▽
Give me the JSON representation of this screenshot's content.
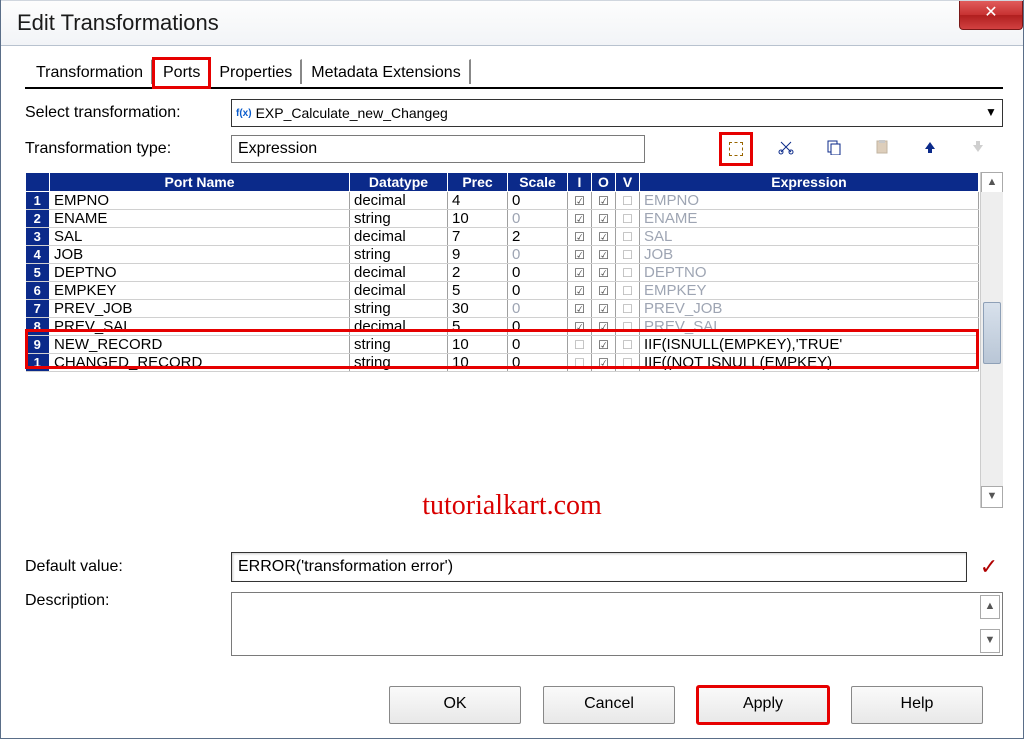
{
  "window_title": "Edit Transformations",
  "tabs": [
    "Transformation",
    "Ports",
    "Properties",
    "Metadata Extensions"
  ],
  "active_tab": 1,
  "select_transformation_label": "Select transformation:",
  "select_transformation_value": "EXP_Calculate_new_Changeg",
  "transformation_type_label": "Transformation type:",
  "transformation_type_value": "Expression",
  "grid": {
    "headers": [
      "Port Name",
      "Datatype",
      "Prec",
      "Scale",
      "I",
      "O",
      "V",
      "Expression"
    ],
    "rows": [
      {
        "n": "1",
        "name": "EMPNO",
        "dtype": "decimal",
        "prec": "4",
        "scale": "0",
        "i": true,
        "o": true,
        "v": false,
        "expr": "EMPNO"
      },
      {
        "n": "2",
        "name": "ENAME",
        "dtype": "string",
        "prec": "10",
        "scale": "0",
        "i": true,
        "o": true,
        "v": false,
        "expr": "ENAME"
      },
      {
        "n": "3",
        "name": "SAL",
        "dtype": "decimal",
        "prec": "7",
        "scale": "2",
        "i": true,
        "o": true,
        "v": false,
        "expr": "SAL"
      },
      {
        "n": "4",
        "name": "JOB",
        "dtype": "string",
        "prec": "9",
        "scale": "0",
        "i": true,
        "o": true,
        "v": false,
        "expr": "JOB"
      },
      {
        "n": "5",
        "name": "DEPTNO",
        "dtype": "decimal",
        "prec": "2",
        "scale": "0",
        "i": true,
        "o": true,
        "v": false,
        "expr": "DEPTNO"
      },
      {
        "n": "6",
        "name": "EMPKEY",
        "dtype": "decimal",
        "prec": "5",
        "scale": "0",
        "i": true,
        "o": true,
        "v": false,
        "expr": "EMPKEY"
      },
      {
        "n": "7",
        "name": "PREV_JOB",
        "dtype": "string",
        "prec": "30",
        "scale": "0",
        "i": true,
        "o": true,
        "v": false,
        "expr": "PREV_JOB"
      },
      {
        "n": "8",
        "name": "PREV_SAL",
        "dtype": "decimal",
        "prec": "5",
        "scale": "0",
        "i": true,
        "o": true,
        "v": false,
        "expr": "PREV_SAL"
      },
      {
        "n": "9",
        "name": "NEW_RECORD",
        "dtype": "string",
        "prec": "10",
        "scale": "0",
        "i": false,
        "o": true,
        "v": false,
        "expr": "IIF(ISNULL(EMPKEY),'TRUE'"
      },
      {
        "n": "1",
        "name": "CHANGED_RECORD",
        "dtype": "string",
        "prec": "10",
        "scale": "0",
        "i": false,
        "o": true,
        "v": false,
        "expr": "IIF((NOT ISNULL(EMPKEY)"
      }
    ]
  },
  "default_value_label": "Default value:",
  "default_value": "ERROR('transformation error')",
  "description_label": "Description:",
  "description_value": "",
  "buttons": {
    "ok": "OK",
    "cancel": "Cancel",
    "apply": "Apply",
    "help": "Help"
  },
  "watermark": "tutorialkart.com"
}
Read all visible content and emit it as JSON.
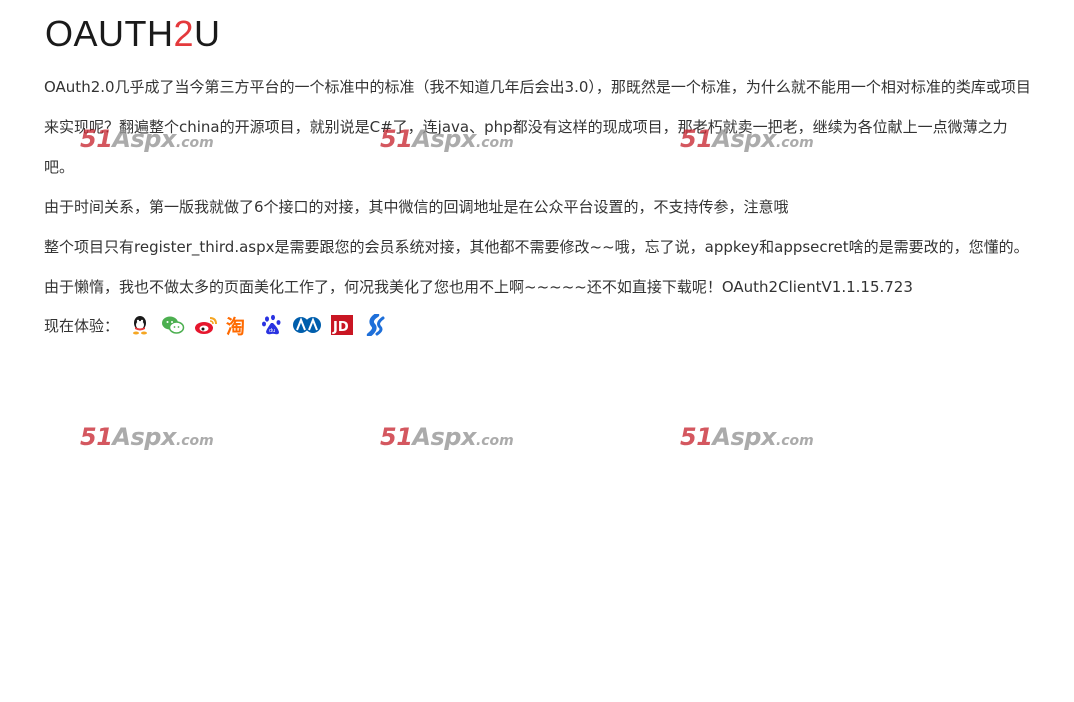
{
  "logo": {
    "part1": "OAUTH",
    "part2": "2",
    "part3": "U"
  },
  "paragraphs": [
    "OAuth2.0几乎成了当今第三方平台的一个标准中的标准（我不知道几年后会出3.0），那既然是一个标准，为什么就不能用一个相对标准的类库或项目来实现呢？翻遍整个china的开源项目，就别说是C#了，连java、php都没有这样的现成项目，那老朽就卖一把老，继续为各位献上一点微薄之力吧。",
    "由于时间关系，第一版我就做了6个接口的对接，其中微信的回调地址是在公众平台设置的，不支持传参，注意哦",
    "整个项目只有register_third.aspx是需要跟您的会员系统对接，其他都不需要修改~~哦，忘了说，appkey和appsecret啥的是需要改的，您懂的。",
    "由于懒惰，我也不做太多的页面美化工作了，何况我美化了您也用不上啊~~~~~还不如直接下载呢！OAuth2ClientV1.1.15.723"
  ],
  "try_label": "现在体验：",
  "providers": [
    {
      "name": "qq-icon",
      "color": "#1a1a1a"
    },
    {
      "name": "wechat-icon",
      "color": "#4caf50"
    },
    {
      "name": "weibo-icon",
      "color": "#e6162d"
    },
    {
      "name": "taobao-icon",
      "color": "#ff6a00"
    },
    {
      "name": "baidu-icon",
      "color": "#2932e1"
    },
    {
      "name": "renren-icon",
      "color": "#005eac"
    },
    {
      "name": "jd-icon",
      "color": "#c91623"
    },
    {
      "name": "kaixin-icon",
      "color": "#1e6fd9"
    }
  ],
  "watermark": {
    "brand": "51",
    "mid": "Aspx",
    "suffix": ".com"
  }
}
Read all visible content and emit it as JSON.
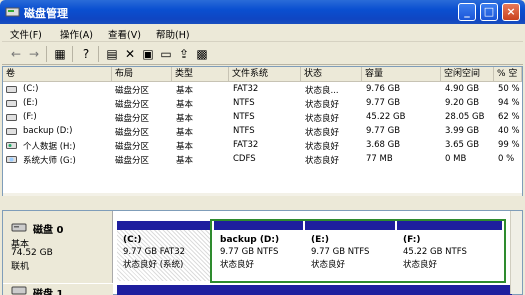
{
  "window": {
    "title": "磁盘管理"
  },
  "menu": [
    "文件(F)",
    "操作(A)",
    "查看(V)",
    "帮助(H)"
  ],
  "list": {
    "headers": [
      "卷",
      "布局",
      "类型",
      "文件系统",
      "状态",
      "容量",
      "空闲空间",
      "% 空"
    ],
    "rows": [
      [
        "(C:)",
        "磁盘分区",
        "基本",
        "FAT32",
        "状态良...",
        "9.76 GB",
        "4.90 GB",
        "50 %"
      ],
      [
        "(E:)",
        "磁盘分区",
        "基本",
        "NTFS",
        "状态良好",
        "9.77 GB",
        "9.20 GB",
        "94 %"
      ],
      [
        "(F:)",
        "磁盘分区",
        "基本",
        "NTFS",
        "状态良好",
        "45.22 GB",
        "28.05 GB",
        "62 %"
      ],
      [
        "backup (D:)",
        "磁盘分区",
        "基本",
        "NTFS",
        "状态良好",
        "9.77 GB",
        "3.99 GB",
        "40 %"
      ],
      [
        "个人数据 (H:)",
        "磁盘分区",
        "基本",
        "FAT32",
        "状态良好",
        "3.68 GB",
        "3.65 GB",
        "99 %"
      ],
      [
        "系统大师 (G:)",
        "磁盘分区",
        "基本",
        "CDFS",
        "状态良好",
        "77 MB",
        "0 MB",
        "0 %"
      ]
    ]
  },
  "disks": [
    {
      "name": "磁盘 0",
      "type": "基本",
      "size": "74.52 GB",
      "status": "联机",
      "partitions": [
        {
          "name": "(C:)",
          "info": "9.77 GB FAT32",
          "status": "状态良好 (系统)"
        },
        {
          "name": "backup  (D:)",
          "info": "9.77 GB NTFS",
          "status": "状态良好"
        },
        {
          "name": "(E:)",
          "info": "9.77 GB NTFS",
          "status": "状态良好"
        },
        {
          "name": "(F:)",
          "info": "45.22 GB NTFS",
          "status": "状态良好"
        }
      ]
    },
    {
      "name": "磁盘 1"
    }
  ],
  "colors": {
    "titlebar": "#0a4fd0",
    "primary_partition": "#1e1e9e",
    "extended_border": "#2e8b2e"
  }
}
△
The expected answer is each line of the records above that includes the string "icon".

      "name": "qq-icon",
      "name": "wechat-icon",
      "name": "weibo-icon",
      "name": "taobao-icon",
      "name": "baidu-icon",
      "name": "renren-icon",
      "name": "jd-icon",
      "name": "kaixin-icon",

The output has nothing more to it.